As the deal to supply the USA with 8000 tonnes/year of low-enriched uranium (LEU) down-blended from Russian HEU ends in 2013 after 18 years, Cigar Lake could be seen (somewhat simplistically) as a replacement for that market loss. But given the situation in Japan, is the Cigar Lake output still needed?
The answer to this is undoubtedly yes. Despite Fukushima, the underlying level of uranium demand (outside of Japan and Germany) continues to rise, so the recent trend of rising world uranium supply is set to continue and (given the lack of other new mines) Cigar Lake will constitute a large component of this. The key question on the demand side continues to be how quickly further Japanese reactors will come back online. The general consensus view is that perhaps 10-15 of the 50 will never restart; no doubt those will be the older units or those which are in areas believed to be particularly subject to seismic risks. But it is also believed that it will take a long time (maybe five years or more) to get perhaps 35 Japanese reactors back in operation. The industry, government planners and regulators have lost a huge degree of public trust; regaining it will take a long time.
The problem in the longer run, however, is that if nuclear is regarded as a ‘last resort’ in an energy policy—one that is only taken up if there are no other reasonable alternatives—there is a threat that Japan will still slowly turn away from nuclear and gradually seek alternatives, even if they are costly (like more gas imports) or seemingly technically difficult (like renewable energy). The nuclear industry in Japan needs to achieve something better than a negative endorsement from the public; however, this is very challenging as things stand at present.

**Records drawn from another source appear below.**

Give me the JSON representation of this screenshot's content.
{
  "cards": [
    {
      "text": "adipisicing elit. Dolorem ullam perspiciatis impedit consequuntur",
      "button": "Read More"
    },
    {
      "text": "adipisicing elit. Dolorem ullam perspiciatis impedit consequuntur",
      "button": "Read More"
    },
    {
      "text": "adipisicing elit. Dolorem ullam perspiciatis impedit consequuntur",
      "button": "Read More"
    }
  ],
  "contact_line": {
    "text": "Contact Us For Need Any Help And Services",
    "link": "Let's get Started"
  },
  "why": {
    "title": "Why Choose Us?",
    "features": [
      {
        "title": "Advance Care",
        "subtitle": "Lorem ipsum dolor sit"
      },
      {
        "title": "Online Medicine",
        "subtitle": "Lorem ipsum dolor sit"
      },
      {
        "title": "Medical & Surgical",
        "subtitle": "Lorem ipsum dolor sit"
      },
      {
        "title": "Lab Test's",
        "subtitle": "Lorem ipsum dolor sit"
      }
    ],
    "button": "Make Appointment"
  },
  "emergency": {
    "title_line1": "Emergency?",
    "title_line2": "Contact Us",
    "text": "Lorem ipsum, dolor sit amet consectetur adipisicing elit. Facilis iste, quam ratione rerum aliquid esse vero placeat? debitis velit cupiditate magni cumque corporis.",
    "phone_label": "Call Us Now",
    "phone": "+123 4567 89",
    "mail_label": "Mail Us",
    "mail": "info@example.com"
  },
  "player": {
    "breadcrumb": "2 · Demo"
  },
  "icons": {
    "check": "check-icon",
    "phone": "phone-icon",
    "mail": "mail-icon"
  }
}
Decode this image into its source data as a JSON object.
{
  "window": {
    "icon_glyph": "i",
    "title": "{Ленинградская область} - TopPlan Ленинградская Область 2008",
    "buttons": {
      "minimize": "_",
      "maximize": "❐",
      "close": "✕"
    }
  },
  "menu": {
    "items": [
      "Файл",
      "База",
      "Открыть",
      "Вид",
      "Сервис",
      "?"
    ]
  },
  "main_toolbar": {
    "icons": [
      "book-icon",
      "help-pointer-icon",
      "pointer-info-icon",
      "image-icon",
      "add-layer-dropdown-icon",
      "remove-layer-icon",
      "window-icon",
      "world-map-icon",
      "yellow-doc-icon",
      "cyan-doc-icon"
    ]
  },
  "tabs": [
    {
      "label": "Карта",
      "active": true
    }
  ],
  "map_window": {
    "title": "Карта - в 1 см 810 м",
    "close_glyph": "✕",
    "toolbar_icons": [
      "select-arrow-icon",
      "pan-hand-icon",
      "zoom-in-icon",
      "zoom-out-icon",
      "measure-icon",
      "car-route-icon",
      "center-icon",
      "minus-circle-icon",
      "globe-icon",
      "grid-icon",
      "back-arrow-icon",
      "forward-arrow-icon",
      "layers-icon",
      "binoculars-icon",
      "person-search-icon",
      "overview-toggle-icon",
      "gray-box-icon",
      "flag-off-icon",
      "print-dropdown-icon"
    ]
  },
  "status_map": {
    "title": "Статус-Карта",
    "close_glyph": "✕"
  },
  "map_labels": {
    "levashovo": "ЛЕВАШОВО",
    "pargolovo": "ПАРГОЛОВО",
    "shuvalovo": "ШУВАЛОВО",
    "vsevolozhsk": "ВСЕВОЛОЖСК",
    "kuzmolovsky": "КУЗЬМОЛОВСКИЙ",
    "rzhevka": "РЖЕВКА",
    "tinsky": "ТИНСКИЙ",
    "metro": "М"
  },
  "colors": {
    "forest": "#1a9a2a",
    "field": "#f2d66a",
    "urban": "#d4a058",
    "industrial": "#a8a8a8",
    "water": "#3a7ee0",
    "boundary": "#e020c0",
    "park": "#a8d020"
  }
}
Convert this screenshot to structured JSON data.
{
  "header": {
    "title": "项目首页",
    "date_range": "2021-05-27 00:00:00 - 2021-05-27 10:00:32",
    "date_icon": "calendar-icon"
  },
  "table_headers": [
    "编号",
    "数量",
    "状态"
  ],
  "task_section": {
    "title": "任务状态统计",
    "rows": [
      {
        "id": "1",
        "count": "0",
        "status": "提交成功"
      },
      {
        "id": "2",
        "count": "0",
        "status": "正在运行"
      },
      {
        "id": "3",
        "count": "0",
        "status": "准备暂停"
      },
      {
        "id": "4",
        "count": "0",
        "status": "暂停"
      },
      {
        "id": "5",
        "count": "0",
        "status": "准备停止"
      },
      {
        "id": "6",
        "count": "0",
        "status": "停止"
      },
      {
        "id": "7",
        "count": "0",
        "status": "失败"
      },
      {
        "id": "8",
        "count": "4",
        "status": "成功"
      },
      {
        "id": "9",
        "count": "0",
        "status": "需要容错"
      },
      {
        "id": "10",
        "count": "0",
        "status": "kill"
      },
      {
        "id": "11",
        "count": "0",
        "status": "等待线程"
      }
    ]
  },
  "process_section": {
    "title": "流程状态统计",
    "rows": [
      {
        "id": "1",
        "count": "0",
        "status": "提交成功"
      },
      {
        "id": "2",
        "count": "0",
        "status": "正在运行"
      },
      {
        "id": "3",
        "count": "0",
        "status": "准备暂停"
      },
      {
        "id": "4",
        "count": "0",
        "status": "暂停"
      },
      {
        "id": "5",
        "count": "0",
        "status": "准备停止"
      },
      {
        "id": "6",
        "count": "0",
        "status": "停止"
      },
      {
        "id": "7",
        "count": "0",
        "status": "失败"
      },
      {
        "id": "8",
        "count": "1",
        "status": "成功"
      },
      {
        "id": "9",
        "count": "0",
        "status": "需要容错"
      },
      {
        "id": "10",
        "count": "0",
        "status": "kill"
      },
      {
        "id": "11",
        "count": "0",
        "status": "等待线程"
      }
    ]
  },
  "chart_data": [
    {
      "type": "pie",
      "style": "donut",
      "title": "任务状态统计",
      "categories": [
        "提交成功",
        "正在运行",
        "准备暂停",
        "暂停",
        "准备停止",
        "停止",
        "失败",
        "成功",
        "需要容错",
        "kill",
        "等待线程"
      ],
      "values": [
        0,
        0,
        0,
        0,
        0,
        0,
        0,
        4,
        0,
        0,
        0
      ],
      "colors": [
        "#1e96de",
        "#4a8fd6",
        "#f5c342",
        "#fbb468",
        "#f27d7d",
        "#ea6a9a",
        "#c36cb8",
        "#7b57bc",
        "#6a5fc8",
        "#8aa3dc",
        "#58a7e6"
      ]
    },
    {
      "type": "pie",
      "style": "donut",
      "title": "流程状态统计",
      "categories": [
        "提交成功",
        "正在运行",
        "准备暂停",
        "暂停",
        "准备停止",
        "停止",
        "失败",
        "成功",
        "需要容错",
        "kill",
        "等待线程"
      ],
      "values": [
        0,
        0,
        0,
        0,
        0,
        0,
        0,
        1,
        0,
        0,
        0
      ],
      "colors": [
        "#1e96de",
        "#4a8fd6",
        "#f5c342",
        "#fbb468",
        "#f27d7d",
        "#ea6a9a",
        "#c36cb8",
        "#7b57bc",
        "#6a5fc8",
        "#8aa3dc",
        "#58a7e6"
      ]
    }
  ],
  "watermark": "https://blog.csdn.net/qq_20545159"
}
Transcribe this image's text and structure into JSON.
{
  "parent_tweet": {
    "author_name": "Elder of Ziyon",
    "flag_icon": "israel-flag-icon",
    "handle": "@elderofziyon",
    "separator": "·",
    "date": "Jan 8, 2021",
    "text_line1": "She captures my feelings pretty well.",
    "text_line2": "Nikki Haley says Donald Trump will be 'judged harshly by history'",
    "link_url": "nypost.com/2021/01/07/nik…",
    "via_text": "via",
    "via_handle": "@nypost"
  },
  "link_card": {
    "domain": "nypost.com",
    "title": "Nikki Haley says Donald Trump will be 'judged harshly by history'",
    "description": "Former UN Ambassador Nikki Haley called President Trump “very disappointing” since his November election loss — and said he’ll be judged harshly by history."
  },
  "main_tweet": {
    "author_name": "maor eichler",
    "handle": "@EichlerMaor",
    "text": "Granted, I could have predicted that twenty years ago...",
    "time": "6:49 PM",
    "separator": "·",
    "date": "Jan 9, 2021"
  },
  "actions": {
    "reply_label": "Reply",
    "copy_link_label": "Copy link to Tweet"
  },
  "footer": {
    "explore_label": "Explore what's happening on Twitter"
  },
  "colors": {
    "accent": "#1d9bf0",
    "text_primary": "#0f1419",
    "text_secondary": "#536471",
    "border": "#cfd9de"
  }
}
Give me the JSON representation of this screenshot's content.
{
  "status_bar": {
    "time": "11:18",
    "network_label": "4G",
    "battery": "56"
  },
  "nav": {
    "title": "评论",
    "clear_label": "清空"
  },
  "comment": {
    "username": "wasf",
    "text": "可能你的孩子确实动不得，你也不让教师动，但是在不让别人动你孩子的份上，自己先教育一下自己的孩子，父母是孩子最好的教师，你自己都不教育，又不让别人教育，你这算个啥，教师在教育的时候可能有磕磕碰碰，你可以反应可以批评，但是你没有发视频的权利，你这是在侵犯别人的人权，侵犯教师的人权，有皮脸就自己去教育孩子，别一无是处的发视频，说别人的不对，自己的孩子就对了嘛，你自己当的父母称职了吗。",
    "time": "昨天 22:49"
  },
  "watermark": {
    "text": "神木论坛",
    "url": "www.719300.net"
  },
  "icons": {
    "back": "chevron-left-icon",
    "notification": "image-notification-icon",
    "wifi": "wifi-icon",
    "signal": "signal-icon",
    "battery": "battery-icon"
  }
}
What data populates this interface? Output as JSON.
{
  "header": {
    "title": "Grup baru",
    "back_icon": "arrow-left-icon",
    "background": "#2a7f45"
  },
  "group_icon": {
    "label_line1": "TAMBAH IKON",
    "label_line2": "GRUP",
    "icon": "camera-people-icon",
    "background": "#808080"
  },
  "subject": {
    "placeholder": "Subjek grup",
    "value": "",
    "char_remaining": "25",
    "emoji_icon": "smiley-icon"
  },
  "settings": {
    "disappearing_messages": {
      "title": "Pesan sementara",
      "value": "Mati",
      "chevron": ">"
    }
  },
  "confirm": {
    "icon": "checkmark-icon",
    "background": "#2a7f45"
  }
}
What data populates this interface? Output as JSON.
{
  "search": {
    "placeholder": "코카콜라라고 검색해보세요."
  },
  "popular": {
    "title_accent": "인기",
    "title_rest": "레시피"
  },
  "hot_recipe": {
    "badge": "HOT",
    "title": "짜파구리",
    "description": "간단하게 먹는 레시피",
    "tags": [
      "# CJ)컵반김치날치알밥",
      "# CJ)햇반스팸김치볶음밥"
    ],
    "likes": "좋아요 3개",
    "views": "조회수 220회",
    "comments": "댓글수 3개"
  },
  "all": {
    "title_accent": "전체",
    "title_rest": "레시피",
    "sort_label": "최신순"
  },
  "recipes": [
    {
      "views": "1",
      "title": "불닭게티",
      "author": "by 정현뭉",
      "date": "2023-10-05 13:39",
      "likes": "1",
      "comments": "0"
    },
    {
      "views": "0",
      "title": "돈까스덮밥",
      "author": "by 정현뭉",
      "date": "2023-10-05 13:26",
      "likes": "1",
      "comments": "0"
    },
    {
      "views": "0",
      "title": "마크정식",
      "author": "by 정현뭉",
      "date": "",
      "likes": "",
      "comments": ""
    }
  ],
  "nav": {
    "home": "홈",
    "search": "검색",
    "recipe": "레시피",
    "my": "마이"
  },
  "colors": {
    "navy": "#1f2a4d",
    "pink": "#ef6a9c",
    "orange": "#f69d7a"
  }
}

Fukushima has naturally forced everybody to reassess their expectations. Although it is a common view now that the accident may have little overall impact on the long-run development of nuclear power (as those countries strongly committed to it will not waver for long), the loss of uranium demand from Germany (immediately) and from Japan (as the operating reactors have shut down one-by-one) has had a major short-term impact on the market. And the gradual withdrawal of Germany from the nuclear fuels market (as the remaining reactors are gradually shut down by 2022) also has to be taken into account; barring unforeseen political change, this must now be regarded as a certainty.
Both Germany and Japan have no doubt cut back their uranium deliveries to the lowest levels specified in the flexible contract terms with their suppliers, but inventories must still be rising sharply. It is thought that fuel buyers in neither country have as yet tried to liquidate these inventories to raise finance; there is little incentive to do so with prices at current levels. With the German situation now more certain, the big issue is therefore how quickly the Japanese reactors will come back. We won’t know the answer to this for some time.
Steve Kidd is deputy director-general of the World Nuclear Association, where he has worked since 1995 (when it was the Uranium Institute). Any views expressed are not necessarily those of the World Nuclear Association and/or its members. This article was published in the September 2012 issue of NEI magazine.Related ArticlesGood news for Russia's Baltic and Kalinin 4 NPPs